Made up of the group’s original trio — Charles Firth, Dominic Knight and Chas Licciardello, the comedians — who are well known for their outrageous ploys especially when politicians are involved — have had their Twitter account suspended after changing the name to “Donald J Trump”.
Just as the US election got underway in the United States overnight, the comedians changed their official @chaser account to a photo of the current US president accompanied by a one-line Tweet: “Don’t vote for me, I’m a massive idiot.”
Twitter then responded by de-verifying the account (i.e. removing the blue tick) and then later suspended the account entirely.
But why did Twitter take such drastic action over a prank?
Twitter’s Impersonation Policy
According to the official help page of the site, impersonating someone is a “violation of the Twitter Rules.”
“Twitter accounts that pose as another person, brand, or organization in a confusing or deceptive manner may be permanently suspended under Twitter’s impersonation policy,” the rules state.
Accounts with “similar usernames” or that are “similar in appearance” i.e. the same profile image “are not automatically in violation of the impersonation policy”.
“In order to violate our impersonation policy, the account must portray another entity in a misleading or deceptive manner.”
In order for an account to be removed, like The Chaser’s, it must meet one or both criteria:
— The user shares your name but has no other commonalities, or
— The profile clearly states it is not affiliated with or connected to any similarly-named individuals or brands.
It’s also interesting to note that Twitter reviews impersonation claims once a report is made, meaning that someone had to report the account for it to be looked at.
“We do not actively monitor users’ content,” it read.
The Chaser’s Response
The Chaser’s website editor, Cam Smith told The Daily Mail that they “understand why Twitter would do this” because “it would not be out of the ordinary for Trump to tweet something so outlandish.”
“If anything, this would have been one of his more reasonable tweets, so we could see how people might get mixed up.”
According to Smith, it only took 20 minutes for the social media site to un-verify the account but quipped that it took them almost four years to start fact-checking the actual president.”

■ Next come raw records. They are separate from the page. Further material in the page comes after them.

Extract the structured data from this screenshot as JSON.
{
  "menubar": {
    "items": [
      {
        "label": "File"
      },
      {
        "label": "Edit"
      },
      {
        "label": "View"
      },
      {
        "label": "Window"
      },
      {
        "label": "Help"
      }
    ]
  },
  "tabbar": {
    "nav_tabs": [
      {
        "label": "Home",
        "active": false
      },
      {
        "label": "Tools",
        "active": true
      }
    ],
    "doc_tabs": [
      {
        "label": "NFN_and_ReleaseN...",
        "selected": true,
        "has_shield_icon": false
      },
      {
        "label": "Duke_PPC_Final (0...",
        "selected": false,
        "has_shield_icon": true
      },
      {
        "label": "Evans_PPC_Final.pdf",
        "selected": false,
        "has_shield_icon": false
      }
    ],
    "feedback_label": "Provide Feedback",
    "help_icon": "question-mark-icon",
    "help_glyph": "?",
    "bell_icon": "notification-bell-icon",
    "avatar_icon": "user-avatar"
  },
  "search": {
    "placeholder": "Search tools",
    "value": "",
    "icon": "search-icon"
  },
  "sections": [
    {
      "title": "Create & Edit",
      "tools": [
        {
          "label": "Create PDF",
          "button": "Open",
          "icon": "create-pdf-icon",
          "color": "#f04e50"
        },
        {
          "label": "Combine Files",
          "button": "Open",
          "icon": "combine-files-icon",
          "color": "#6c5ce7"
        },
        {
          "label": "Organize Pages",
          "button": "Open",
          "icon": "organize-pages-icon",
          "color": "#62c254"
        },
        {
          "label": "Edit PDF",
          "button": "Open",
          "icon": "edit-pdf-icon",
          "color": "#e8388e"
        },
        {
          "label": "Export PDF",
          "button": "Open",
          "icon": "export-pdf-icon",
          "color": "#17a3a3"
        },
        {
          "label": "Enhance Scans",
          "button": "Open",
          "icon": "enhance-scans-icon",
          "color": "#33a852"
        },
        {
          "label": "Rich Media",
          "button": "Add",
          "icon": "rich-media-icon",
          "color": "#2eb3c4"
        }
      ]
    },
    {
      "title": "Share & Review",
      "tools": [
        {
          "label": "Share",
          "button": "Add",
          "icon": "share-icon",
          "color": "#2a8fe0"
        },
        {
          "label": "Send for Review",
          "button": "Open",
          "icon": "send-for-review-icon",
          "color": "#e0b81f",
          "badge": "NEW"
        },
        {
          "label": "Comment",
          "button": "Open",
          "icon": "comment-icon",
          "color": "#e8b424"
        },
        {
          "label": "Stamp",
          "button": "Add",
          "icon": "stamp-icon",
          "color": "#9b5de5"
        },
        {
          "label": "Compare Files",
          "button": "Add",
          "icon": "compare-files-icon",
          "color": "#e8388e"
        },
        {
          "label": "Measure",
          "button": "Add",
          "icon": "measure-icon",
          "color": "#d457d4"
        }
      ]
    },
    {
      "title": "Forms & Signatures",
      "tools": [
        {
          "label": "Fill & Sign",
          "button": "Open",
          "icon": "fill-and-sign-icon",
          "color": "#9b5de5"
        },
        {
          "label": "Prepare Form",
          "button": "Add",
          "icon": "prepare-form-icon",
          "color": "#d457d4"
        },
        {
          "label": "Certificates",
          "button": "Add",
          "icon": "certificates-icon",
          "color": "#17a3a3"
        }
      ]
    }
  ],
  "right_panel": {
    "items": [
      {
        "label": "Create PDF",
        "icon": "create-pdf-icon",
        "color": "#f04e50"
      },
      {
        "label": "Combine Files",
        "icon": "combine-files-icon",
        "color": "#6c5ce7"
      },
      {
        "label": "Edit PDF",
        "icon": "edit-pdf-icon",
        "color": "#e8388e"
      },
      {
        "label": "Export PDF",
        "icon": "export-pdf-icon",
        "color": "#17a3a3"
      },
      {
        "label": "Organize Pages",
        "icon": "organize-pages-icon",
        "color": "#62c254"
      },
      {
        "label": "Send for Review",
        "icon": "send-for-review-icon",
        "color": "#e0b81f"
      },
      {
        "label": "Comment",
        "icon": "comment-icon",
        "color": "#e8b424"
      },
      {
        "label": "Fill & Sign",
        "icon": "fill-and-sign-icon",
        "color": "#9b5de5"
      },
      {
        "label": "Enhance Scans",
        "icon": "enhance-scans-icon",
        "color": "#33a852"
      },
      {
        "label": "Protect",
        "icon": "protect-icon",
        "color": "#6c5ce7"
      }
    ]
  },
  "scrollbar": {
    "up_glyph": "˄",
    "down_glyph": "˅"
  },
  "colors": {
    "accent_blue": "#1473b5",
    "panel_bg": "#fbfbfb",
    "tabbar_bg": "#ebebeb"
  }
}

“I guess that’s to be expected, though. We all know comedians’ words are much more dangerous than those of the guy who controls 50 per cent of the world’s nukes.”